In honor of all women, for the month of October, Beverage Director Mickey Mullins created the Bower Sour ($14) – a blend of bourbon, house made hibiscus syrup, house made sour, and aquafaba. For every Bower Sour sold during the month of October, $1 will be donated to Krewe de Pink to help support local breast cancer research.
For the month of October, Birdy’s has created the Dragon Fruit Paloma ($11) – tequila, grapefruit, dragon fruit, and soda. For every cocktail sold $1 will be donated to Krewe de Pink to help support local breast cancer research. Birdy’s is located Behind the Bower- 1320 Magazine Street, New Orleans www.birdysnola.com
Chef/owner Sophina Uong has a very personal reason to GO PINK! Uong recently lost her mother to breast cancer. In honor of her mom and those afflicted with this disease, Chef Uong has created the Lina’s Donuts ($12) - cachaca, fresh lime juice, turbinado simple syrup, red beet puree, served on the rocks and garnished with slices of serrano pepper. Mister Mao will donate $2 to Krewe de Pink.
It must be a real downer to have set a movie release date and then have that date coincide with the death of South London’s most famous mother of four. Said film being a murder mystery, even a hint of regal foul play might have helped in the marketing, but alas. Some deaths eclipse even those penned by Agatha Christie.
See How They Run isn’t an actual Agatha Christie adaptation, but it takes place against the backdrop of a production of her play, The Mousetrap, the longest-running whodunnit in London’s theatrical history.
This meta approach is carried through, with the narrator deconstructing the tropes of whodunnit stories even as the movie itself employs them. The characters even talk about the play’s cliches as the film script cuts to the exact thing they’re talking about. Is it a cute device or sort of a cop out to buffer the use of well-trodden ideas? I’m going to say that See How They Run is just about charming enough to carry it off.

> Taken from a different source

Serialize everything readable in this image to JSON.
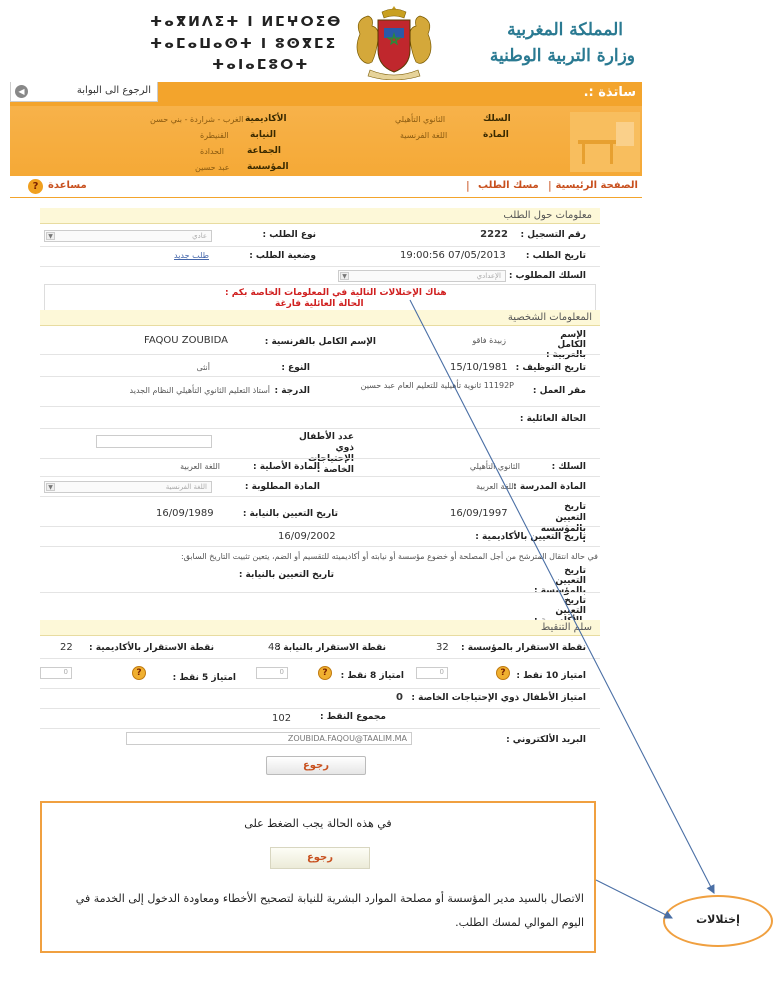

A misanthropic film director played by Adrian Brody plays the death interest (this isn’t a spoiler, they signpost it from the beginning), with the dependably-entertaining Sam Rockwell and chatty rookie Saoirse “It’s Actually Pronounced Saoirse” Ronan as his partner fronting the investigation.
Of course, there’s an array of suspects with plausible motives, played with varying amounts of camp, but all well drawn. Anglophiles might recognize Reece Shearsmith (League of Gentlemen), Sian Clifford (Fleabag) and Tim Key (Alan Partridge). David Oyelowo is particularly charismatic as effete writer Mervyn Cocker-Norris, constantly locking horns with Brody over the screen adaptation of the play, and Harris Dickinson plays a great hand as Dickie Attenborough, who was in the real-life original cast.
Rockwell’s inspector is typically world-weary and boozy with, yes, an ex wife, and cynicism for days, and the scenes with Ronan, as she gabs away, saucer-eyed at meeting celebrities, are pacey and funny. The self-referential lines verge on smug, but fall just shy of jarring, and if you give into the silliness, it’s a fun ride. (PO)
See How They Run is playing at the Prytania Canal Place